PhD Course: Foucault: Organization, technology, and subject-formation
Copenhagen 27/06/2022 – 30/06/2022
More information and registration: https://phdcourses.dk/Course/88149
Marius Gudmand-Høyer, Associate Professor, Department of Management, Politics and Philosophy, Copenhagen Business School.
Sverre Raffnsøe, Professor, Department of Management, Politics and Philosophy, Copenhagen Business School.
Ute Tellman, Professor, Department of Sociology, Darmstadt University.
Kaspar Villadsen, Professor (mso), Department of Management, Politics and Philosophy, Copenhagen Business School.
Only PhD students can participate in the course.
Participation requires submission of a short paper (see more below). Papers must be in English. Deadline is 13 June 2022. We welcome PhD students who work with Foucault as well as PhD students who would like to integrate Foucauldian ideas.
It is a precondition for receiving the course diploma that the PhD student attends the whole course.
The course will provide the participants with:
a) An introduction to key analytical potentials reconstructed from Foucault’s authorship as well as the lecturers’ own research projects.
b) We will discuss different approaches to themes of organization, technology, and subject-formation, as they are deployed in state-of-the-art Foucault-inspired scholarship.
c) The particular way Foucauldian analytics can be applied in the participant’s research will be explored. Hence, both potentials and limitations will be discussed in relation to the participants’ current research.
Michel Foucault’s work continues to offer a major source of inspiration for PhD projects across a wide range of disciplinary domains. This PhD course explores how Foucault’s work speaks to three broad themes in contemporary business school research and beyond: Organization, technology, and subject-formation. A key aim of the course is to provide an overview of analytical possibilities in Foucault’s work, effective for deploying such analytics in their own research.
Overall, Foucault’s thinking can help to inquire into the organizations, technologies and self-techniques that condition our contemporary experiences. First, Foucault’s genealogical approach (1977, 1984) works by tracing how contemporary forms of organization emerged from past struggles, political strategies, and accidental events. From this perspective, the prevailing modes of organizing can be better grasped by recovering their historical conditions of emergence. Struggles around definitions and uses of appropriate management, leadership, accountability, transparency or sustainability make up pertinent material for genealogical inquiry.
Foucault developed his own notion of technology during the 1970s, namely the concept of “the dispositive”. A dispositive is defined as a historical configuration, which connects discursive and non-discursive elements such as laws, practices, material artifacts, procedures, and techniques (Foucault, 1980). It designates a propensity in knowledge production and social practice as well as a “dispositionality” in how institutions emerge and transform. The concept has recently been introduced into Foucauldian scholarship, and it opens for analyzing how our practices – for example, risk assessments or anti-pandemic strategies – are conditioned by dispositives that have been formed in historical processes often spanning several centuries.
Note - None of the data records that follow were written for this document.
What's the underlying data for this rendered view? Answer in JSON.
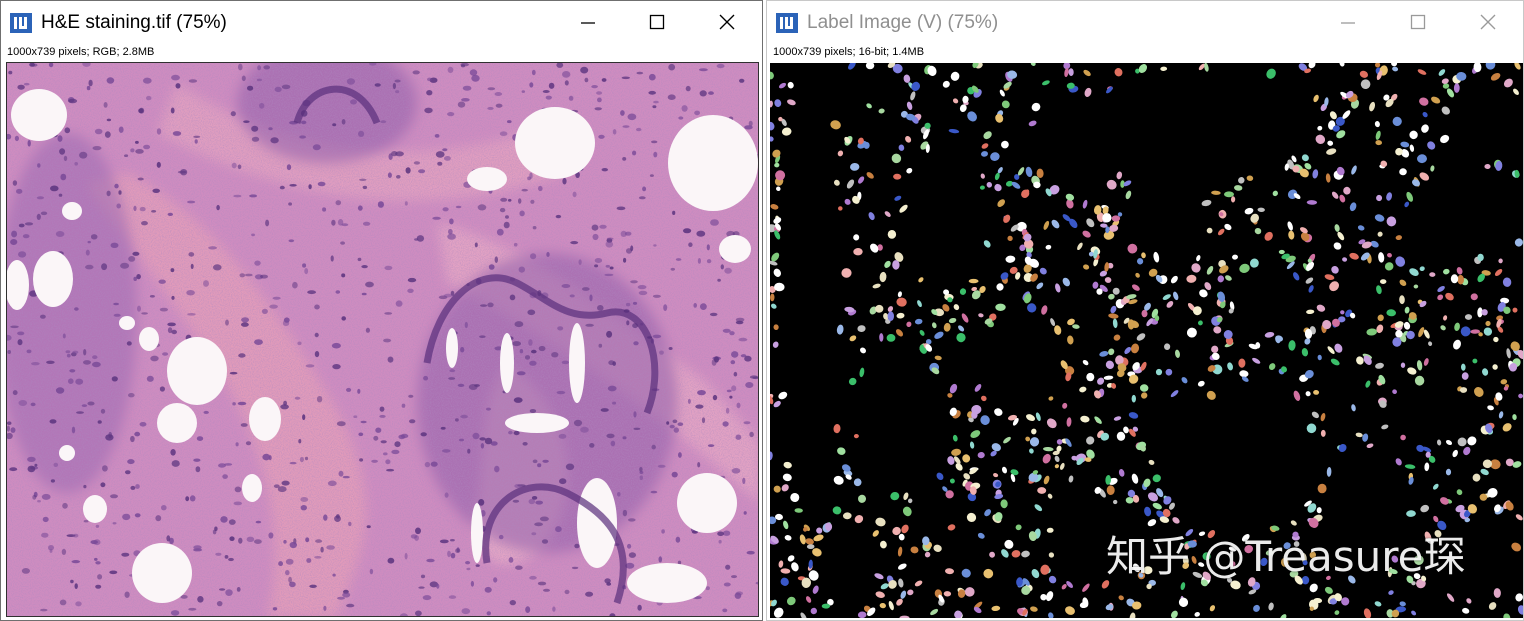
{
  "windows": [
    {
      "title": "H&E staining.tif (75%)",
      "info": "1000x739 pixels; RGB; 2.8MB",
      "icon": "imagej-app-icon",
      "active": true
    },
    {
      "title": "Label Image (V) (75%)",
      "info": "1000x739 pixels; 16-bit; 1.4MB",
      "icon": "imagej-app-icon",
      "active": false
    }
  ],
  "watermark": "知乎 @Treasure琛",
  "colors": {
    "he_pink": "#cf86bd",
    "he_purple": "#6b3f86",
    "label_background": "#000000"
  }
}
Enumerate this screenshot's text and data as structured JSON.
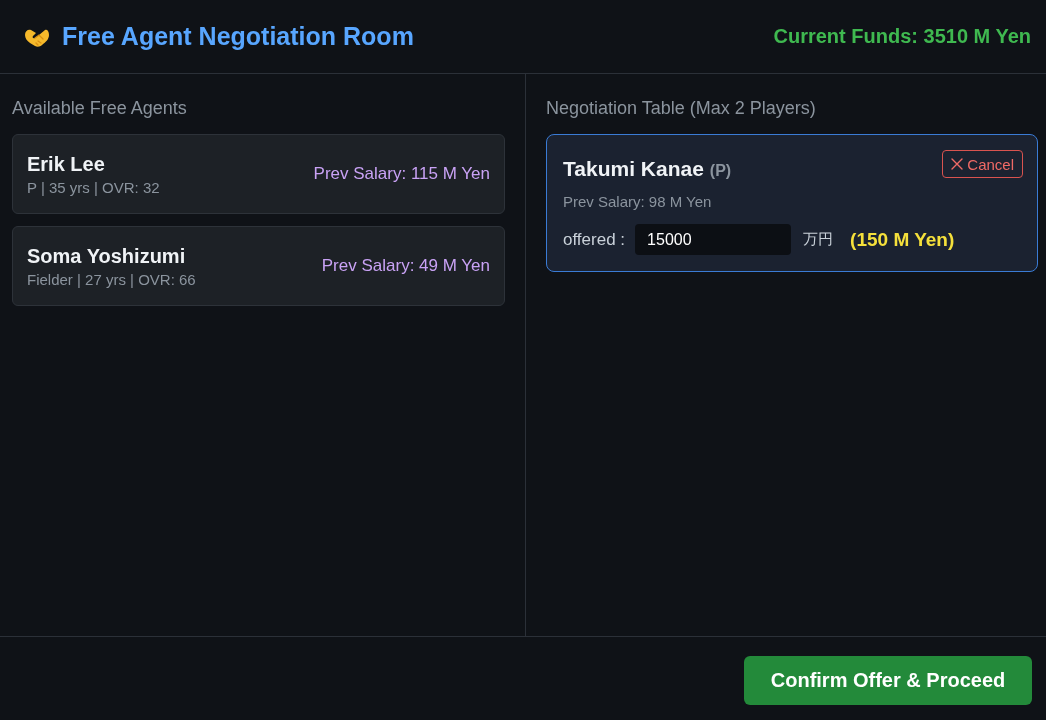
{
  "header": {
    "title": "Free Agent Negotiation Room",
    "funds": "Current Funds: 3510 M Yen"
  },
  "free_agents": {
    "heading": "Available Free Agents",
    "players": [
      {
        "name": "Erik Lee",
        "details": "P | 35 yrs | OVR: 32",
        "prev_salary": "Prev Salary: 115 M Yen"
      },
      {
        "name": "Soma Yoshizumi",
        "details": "Fielder | 27 yrs | OVR: 66",
        "prev_salary": "Prev Salary: 49 M Yen"
      }
    ]
  },
  "negotiation": {
    "heading": "Negotiation Table (Max 2 Players)",
    "players": [
      {
        "name": "Takumi Kanae",
        "position": "(P)",
        "cancel": "Cancel",
        "prev_salary": "Prev Salary: 98 M Yen",
        "offer_label": "offered :",
        "offer_value": "15000",
        "unit": "万円",
        "offer_converted": "(150 M Yen)"
      }
    ]
  },
  "confirm_button": "Confirm Offer & Proceed"
}
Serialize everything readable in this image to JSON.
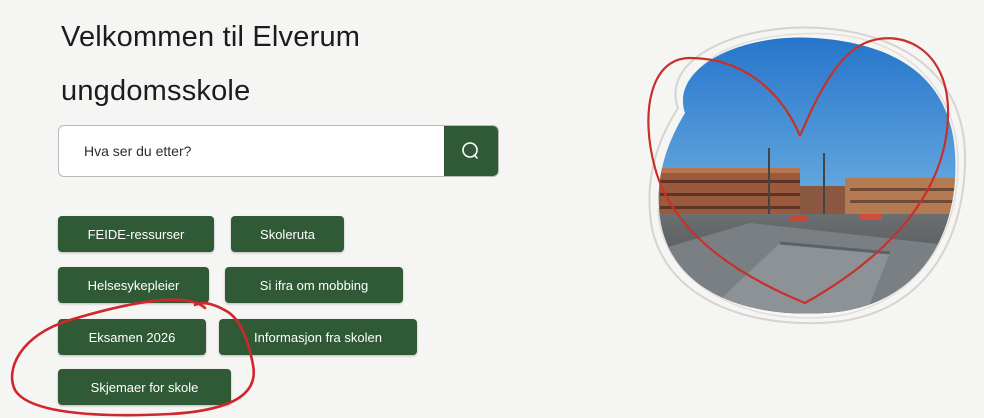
{
  "header": {
    "title_line1": "Velkommen til Elverum",
    "title_line2": "ungdomsskole"
  },
  "search": {
    "placeholder": "Hva ser du etter?",
    "icon": "search-icon"
  },
  "quick_links": [
    {
      "label": "FEIDE-ressurser"
    },
    {
      "label": "Skoleruta"
    },
    {
      "label": "Helsesykepleier"
    },
    {
      "label": "Si ifra om mobbing"
    },
    {
      "label": "Eksamen 2026"
    },
    {
      "label": "Informasjon fra skolen"
    },
    {
      "label": "Skjemaer for skole"
    }
  ],
  "colors": {
    "button_green": "#2f5a35",
    "background": "#f5f5f4",
    "annotation_red": "#d0262c",
    "heart_red": "#c8302a"
  }
}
Finally, Foucault’s late authorship in the early 1980s, often termed his “ethical turn”, took him back to techniques of self-formation in Early Christianity and Greco-Roman antiquity. There, Foucault noticed a “technical” notion of ethics less defined by submission to universal moral codes and instead focused more on the self’s work upon the self. Perhaps, the urgent issues of our time call for developing another form of ethics rather than models rooted in legal frameworks and Christian morality. The recent emergence of responsible consumers, ‘life-long learners’, climate conscious youths, “freeganism”, and fluid gender identity could be analyzed with inspiration from Foucault’s work on ethics and self-formation.
The theme of this PhD course requires that the participants engage in some way with Foucault’s historical work, his analytical frameworks, or his approach to organization, technology, and subjectivity. Papers that are not exclusively Foucauldian but also derive from other thinkers and traditions are welcome too.
The goal is to sharpen the participants’ knowledge of Foucault’s analytical toolbox and how it can be applied in PhD projects. To that end we dedicate sufficient time to carefully examine and discuss the submitted papers. The aim of the lectures is, first, to clarify the ways in which Foucault worked with his analytics and, second, to demonstrate how to put the analytics to work in specific analysis. The aim of the workshops is to explore how Foucauldian analytics function in each participant’s paper – with the aim of strengthening, deepening and nuancing the participants’ research. In the workshops, participants are divided into smaller groups that will be supervised by one of lecturers.
All participants are required to submit a paper that deals with the key theme(s) of the PhD project in question (maximum 10 pages).
Papers (and 300 word abstracts) must be in English.